(Saved entries)
··········

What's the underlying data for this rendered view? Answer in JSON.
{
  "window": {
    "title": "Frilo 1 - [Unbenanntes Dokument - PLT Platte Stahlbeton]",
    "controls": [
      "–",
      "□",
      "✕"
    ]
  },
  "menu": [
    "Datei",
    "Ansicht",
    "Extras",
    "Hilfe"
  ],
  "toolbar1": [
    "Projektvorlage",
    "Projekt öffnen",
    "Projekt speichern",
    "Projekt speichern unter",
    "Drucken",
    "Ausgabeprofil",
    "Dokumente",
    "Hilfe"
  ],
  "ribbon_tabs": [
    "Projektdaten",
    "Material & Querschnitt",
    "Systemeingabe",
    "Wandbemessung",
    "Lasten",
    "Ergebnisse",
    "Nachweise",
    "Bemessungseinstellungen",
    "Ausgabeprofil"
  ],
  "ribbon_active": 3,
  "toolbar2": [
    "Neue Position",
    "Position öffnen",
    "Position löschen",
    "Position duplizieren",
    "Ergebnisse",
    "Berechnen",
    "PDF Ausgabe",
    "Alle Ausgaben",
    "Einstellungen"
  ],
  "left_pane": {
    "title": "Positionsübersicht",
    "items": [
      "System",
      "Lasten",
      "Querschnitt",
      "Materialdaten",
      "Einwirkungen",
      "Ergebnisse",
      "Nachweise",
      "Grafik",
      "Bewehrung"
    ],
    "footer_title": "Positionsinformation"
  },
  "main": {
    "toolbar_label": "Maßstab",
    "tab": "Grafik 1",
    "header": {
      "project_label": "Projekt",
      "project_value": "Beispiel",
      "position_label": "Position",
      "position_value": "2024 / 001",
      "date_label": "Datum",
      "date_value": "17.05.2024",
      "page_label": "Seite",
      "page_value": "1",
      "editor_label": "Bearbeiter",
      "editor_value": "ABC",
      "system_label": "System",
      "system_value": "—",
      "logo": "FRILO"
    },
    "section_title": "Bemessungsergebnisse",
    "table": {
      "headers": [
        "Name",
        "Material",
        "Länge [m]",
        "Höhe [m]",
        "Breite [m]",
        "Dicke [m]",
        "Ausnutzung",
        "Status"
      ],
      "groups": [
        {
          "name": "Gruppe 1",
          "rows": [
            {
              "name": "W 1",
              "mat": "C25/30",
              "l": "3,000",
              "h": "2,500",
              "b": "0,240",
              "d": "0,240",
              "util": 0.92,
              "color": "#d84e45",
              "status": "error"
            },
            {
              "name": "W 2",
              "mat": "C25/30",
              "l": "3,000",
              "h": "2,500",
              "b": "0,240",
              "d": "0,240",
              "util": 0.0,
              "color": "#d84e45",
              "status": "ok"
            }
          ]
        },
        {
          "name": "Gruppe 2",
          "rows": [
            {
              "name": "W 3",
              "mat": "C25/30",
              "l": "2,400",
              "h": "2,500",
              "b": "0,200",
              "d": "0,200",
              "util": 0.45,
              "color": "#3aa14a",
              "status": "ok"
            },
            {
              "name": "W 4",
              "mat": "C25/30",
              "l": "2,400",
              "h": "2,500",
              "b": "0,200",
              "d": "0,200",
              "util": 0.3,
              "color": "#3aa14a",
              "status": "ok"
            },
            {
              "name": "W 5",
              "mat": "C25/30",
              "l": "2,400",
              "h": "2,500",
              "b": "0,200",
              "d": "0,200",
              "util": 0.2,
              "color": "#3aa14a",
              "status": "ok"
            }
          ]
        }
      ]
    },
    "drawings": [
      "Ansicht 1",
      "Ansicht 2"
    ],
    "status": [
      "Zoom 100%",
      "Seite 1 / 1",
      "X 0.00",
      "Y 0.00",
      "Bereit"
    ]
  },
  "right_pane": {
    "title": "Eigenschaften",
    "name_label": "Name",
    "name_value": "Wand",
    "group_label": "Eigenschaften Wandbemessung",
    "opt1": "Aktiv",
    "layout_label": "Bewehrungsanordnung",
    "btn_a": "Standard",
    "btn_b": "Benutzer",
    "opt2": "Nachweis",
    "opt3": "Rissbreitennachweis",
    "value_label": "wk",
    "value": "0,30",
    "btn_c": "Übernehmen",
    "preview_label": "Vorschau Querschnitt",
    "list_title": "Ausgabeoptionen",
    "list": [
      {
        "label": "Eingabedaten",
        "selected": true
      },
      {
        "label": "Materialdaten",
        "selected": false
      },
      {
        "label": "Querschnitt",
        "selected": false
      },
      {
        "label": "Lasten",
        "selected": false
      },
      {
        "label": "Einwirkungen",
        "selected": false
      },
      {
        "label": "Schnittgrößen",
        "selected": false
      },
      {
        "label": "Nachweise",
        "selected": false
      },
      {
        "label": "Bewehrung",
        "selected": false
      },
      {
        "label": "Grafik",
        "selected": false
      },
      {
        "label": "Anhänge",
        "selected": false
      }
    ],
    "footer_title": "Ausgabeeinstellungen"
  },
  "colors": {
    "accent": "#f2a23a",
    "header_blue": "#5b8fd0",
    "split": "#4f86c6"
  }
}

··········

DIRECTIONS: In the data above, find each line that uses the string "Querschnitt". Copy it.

YOUR RESPONSE:
    "Material & Querschnitt",
      "Querschnitt",
    "preview_label": "Vorschau Querschnitt",
        "label": "Querschnitt",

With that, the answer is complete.